* _Task material_:
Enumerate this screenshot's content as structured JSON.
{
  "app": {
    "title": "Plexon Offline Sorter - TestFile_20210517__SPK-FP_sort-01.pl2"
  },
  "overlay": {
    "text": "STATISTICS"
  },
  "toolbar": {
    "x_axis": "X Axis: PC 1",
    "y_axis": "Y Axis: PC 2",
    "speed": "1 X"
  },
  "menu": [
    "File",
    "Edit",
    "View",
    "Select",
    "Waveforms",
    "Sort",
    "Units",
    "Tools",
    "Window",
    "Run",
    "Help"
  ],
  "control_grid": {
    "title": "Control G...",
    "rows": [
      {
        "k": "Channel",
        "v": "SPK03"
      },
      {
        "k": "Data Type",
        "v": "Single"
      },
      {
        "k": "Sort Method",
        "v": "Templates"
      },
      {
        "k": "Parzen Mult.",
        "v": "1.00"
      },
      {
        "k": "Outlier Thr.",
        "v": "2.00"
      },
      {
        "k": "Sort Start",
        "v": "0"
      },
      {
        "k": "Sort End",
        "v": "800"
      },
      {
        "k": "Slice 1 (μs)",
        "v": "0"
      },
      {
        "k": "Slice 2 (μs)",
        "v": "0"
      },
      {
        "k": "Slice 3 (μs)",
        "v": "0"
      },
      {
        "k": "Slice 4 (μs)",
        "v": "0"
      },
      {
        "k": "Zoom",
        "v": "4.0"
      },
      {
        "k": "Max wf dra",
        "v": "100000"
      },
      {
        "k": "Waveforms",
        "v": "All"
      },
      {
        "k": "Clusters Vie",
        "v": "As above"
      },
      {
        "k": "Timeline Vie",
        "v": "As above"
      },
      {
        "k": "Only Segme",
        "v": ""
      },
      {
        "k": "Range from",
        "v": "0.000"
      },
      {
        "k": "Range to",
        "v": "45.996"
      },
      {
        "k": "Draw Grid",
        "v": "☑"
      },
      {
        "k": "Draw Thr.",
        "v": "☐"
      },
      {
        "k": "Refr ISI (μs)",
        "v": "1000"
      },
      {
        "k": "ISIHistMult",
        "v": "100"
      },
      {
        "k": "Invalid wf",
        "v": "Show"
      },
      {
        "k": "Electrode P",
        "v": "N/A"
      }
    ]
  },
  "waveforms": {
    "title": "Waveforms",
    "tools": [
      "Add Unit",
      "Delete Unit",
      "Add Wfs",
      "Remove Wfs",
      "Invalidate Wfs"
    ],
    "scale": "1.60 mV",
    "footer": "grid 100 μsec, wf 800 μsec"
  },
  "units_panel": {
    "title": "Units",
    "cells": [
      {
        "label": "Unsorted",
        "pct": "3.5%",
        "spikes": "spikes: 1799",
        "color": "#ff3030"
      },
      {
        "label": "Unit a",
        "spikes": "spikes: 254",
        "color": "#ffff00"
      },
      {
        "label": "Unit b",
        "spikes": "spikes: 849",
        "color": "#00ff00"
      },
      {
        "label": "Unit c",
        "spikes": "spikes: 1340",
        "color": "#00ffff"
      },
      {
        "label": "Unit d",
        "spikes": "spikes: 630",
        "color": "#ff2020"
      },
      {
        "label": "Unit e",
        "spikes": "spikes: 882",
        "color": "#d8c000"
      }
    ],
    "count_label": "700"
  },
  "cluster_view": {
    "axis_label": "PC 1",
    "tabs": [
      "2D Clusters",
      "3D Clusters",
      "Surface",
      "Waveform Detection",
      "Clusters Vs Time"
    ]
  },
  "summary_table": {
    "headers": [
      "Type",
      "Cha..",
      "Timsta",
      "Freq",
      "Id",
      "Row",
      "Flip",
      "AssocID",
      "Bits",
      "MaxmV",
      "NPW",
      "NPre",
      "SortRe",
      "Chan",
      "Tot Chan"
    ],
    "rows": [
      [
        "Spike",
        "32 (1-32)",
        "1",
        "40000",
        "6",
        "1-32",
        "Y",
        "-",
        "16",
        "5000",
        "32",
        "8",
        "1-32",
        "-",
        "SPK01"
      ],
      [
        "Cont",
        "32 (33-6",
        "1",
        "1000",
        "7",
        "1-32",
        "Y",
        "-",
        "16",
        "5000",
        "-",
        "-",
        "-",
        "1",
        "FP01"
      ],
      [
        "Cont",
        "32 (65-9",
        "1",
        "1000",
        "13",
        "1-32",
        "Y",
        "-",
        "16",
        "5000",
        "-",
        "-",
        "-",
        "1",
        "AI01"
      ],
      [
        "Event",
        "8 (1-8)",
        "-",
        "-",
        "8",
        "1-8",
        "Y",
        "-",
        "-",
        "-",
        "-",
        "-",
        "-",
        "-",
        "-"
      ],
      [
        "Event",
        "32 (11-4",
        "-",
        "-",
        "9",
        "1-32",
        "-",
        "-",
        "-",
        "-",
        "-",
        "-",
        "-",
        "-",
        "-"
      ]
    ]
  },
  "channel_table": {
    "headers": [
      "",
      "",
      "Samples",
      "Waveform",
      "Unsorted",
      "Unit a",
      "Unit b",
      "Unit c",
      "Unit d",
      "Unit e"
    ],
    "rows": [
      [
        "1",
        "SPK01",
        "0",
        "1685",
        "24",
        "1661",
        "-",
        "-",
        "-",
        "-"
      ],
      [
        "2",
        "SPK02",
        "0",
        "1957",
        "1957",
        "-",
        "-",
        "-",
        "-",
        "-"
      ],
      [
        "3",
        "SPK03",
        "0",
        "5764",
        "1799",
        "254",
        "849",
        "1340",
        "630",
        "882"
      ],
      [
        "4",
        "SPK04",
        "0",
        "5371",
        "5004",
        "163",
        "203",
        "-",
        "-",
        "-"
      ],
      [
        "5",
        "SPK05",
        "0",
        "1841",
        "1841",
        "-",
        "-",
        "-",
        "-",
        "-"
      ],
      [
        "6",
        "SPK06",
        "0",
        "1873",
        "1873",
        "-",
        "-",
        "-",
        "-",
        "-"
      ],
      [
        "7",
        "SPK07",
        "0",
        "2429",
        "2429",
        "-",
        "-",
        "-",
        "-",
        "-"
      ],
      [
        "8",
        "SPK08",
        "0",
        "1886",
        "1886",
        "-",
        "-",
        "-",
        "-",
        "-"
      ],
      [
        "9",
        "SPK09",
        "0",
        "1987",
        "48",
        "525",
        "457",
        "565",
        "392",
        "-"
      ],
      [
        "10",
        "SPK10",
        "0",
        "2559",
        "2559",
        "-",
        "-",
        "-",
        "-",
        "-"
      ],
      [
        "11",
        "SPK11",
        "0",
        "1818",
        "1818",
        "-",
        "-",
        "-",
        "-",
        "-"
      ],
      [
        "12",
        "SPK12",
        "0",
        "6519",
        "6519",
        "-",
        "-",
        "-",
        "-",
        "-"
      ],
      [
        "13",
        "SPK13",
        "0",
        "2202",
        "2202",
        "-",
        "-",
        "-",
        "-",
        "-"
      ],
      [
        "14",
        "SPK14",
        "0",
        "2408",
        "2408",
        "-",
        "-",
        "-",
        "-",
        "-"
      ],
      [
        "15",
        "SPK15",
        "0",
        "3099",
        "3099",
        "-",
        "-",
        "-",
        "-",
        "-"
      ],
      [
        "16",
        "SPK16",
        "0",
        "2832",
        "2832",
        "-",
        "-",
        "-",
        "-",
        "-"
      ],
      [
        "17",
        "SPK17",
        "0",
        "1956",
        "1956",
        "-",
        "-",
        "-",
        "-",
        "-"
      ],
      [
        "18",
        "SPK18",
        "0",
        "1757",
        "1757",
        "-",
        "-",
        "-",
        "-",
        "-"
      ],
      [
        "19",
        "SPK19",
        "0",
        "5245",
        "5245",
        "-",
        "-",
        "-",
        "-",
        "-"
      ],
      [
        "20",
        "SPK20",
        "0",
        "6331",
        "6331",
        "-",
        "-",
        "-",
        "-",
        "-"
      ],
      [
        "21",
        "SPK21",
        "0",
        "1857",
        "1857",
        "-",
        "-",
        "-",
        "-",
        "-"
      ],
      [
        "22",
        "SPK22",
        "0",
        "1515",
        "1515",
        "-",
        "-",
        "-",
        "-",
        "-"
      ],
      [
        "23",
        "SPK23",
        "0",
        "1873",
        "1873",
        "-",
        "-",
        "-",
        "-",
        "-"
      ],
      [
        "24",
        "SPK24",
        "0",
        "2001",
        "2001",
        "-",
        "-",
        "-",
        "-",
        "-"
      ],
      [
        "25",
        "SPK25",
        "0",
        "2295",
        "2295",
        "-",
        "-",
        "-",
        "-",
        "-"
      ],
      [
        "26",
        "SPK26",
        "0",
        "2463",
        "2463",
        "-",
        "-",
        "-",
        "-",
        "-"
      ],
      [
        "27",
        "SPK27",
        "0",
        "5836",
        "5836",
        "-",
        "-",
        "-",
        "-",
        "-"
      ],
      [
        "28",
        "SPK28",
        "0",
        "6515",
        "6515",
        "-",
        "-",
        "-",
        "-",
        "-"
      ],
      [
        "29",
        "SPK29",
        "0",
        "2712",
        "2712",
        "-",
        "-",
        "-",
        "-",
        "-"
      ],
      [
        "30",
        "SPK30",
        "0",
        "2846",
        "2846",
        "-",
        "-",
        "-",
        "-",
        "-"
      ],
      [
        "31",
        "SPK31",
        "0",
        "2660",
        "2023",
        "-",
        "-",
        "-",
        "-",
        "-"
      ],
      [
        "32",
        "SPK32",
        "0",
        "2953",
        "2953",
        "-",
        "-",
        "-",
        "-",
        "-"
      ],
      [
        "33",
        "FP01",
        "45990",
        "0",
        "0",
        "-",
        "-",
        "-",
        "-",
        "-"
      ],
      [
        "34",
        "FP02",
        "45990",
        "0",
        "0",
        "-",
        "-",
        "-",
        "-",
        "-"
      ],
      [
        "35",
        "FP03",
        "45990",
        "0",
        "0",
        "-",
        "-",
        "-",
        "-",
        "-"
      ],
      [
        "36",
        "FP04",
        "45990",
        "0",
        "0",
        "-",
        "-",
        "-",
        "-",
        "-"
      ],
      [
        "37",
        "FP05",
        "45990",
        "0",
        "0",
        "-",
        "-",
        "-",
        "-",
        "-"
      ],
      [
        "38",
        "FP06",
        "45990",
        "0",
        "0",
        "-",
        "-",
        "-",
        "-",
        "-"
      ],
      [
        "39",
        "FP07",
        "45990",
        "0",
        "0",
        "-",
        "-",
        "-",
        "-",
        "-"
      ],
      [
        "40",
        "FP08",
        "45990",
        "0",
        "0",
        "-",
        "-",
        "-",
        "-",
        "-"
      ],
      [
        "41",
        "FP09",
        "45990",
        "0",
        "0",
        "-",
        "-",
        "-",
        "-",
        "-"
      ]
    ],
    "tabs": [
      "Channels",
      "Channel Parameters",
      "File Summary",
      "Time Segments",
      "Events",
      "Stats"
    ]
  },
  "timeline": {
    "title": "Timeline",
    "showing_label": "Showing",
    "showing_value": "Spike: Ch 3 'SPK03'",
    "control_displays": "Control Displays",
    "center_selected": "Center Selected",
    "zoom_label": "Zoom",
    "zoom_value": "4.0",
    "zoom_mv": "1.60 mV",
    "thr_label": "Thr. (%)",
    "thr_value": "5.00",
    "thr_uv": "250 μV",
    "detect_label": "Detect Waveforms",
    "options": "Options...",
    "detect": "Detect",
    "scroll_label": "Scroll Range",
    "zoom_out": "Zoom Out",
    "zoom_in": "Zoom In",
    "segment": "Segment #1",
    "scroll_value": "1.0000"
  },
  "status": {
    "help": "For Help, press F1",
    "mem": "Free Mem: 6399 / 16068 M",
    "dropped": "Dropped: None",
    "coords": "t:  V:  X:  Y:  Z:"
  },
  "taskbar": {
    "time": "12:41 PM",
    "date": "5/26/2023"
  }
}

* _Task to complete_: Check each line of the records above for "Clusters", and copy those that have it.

* _Response_:
        "k": "Clusters Vie",
      "2D Clusters",
      "3D Clusters",
      "Clusters Vs Time"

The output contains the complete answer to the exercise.